*** Begin section ***
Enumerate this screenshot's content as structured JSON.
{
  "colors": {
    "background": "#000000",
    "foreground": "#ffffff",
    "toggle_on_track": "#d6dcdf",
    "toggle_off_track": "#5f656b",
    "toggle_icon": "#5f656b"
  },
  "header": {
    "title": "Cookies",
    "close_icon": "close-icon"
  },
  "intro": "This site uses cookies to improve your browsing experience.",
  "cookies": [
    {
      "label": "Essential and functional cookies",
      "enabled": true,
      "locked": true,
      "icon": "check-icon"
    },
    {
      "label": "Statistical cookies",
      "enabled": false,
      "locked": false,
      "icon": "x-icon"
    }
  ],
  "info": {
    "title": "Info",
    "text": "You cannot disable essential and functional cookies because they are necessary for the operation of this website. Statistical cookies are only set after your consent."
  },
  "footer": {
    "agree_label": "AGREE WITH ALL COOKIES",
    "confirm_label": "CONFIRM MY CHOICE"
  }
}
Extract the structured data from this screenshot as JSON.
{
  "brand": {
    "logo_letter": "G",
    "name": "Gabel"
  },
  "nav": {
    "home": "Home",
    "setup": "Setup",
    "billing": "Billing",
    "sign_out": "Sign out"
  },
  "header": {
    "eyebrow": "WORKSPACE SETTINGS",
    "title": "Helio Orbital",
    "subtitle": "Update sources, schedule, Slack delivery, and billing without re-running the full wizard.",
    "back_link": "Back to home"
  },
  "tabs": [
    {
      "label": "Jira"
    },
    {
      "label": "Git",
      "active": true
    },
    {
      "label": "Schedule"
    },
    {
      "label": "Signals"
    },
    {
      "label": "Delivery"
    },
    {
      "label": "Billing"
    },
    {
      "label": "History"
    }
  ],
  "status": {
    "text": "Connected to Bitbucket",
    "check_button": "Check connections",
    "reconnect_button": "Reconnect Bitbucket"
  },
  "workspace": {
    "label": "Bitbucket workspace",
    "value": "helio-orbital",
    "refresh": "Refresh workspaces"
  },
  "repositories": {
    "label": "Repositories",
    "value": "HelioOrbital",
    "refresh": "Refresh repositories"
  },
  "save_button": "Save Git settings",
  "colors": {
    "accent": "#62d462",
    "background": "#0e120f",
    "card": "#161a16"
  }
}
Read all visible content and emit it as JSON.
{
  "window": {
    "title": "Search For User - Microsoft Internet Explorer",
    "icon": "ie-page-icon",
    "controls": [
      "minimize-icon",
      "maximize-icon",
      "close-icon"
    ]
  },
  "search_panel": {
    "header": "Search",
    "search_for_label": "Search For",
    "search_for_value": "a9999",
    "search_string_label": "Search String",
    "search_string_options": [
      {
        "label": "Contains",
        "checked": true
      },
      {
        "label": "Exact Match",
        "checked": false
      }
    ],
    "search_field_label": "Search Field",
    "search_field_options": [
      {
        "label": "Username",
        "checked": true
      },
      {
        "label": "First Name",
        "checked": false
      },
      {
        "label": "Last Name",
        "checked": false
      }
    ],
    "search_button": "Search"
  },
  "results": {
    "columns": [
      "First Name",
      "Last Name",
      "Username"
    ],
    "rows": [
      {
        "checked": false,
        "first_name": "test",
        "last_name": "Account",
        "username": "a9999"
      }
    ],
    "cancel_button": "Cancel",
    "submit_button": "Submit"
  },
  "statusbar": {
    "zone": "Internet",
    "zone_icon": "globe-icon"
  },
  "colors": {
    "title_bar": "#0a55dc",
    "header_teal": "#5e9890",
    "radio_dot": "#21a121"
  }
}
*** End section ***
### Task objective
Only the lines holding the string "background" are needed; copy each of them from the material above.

### Your solution
    "background": "#000000",
    "background": "#0e120f",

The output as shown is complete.